====== EXTRACTED RECORDS
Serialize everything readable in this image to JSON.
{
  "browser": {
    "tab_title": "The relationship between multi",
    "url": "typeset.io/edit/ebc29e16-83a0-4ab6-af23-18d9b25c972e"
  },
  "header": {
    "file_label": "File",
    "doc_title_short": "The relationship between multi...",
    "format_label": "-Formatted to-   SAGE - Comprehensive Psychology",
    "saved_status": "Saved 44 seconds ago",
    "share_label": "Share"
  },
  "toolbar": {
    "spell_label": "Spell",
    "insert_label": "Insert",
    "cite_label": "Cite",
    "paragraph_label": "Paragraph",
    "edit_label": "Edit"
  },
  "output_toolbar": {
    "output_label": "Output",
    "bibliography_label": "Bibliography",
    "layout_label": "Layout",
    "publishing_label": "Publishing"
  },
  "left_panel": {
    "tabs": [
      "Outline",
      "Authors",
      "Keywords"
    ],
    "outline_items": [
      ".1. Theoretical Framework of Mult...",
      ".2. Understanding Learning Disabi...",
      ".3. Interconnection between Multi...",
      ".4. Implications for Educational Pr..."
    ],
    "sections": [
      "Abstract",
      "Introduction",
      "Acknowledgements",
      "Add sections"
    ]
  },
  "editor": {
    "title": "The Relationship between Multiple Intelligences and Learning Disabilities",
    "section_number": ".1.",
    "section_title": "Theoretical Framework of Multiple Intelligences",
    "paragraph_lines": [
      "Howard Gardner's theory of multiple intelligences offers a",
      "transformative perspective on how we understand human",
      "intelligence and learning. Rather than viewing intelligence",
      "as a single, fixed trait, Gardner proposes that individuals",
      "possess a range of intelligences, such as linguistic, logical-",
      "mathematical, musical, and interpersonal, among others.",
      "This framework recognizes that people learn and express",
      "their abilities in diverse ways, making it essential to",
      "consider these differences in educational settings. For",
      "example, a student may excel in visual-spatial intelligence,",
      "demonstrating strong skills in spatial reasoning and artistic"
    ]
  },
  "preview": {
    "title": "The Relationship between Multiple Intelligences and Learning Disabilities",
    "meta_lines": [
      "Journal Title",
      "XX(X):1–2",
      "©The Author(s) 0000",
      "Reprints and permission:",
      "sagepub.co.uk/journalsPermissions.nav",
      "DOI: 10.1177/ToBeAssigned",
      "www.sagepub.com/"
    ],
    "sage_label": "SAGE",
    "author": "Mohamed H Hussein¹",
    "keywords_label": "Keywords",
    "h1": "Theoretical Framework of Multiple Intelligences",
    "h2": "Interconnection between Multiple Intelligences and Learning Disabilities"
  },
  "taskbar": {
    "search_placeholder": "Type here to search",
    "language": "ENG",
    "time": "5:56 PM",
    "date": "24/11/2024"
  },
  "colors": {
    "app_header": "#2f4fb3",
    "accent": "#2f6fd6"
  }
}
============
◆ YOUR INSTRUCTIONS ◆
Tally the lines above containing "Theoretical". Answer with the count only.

◆ RESPONSE TO THE TASK ◆
3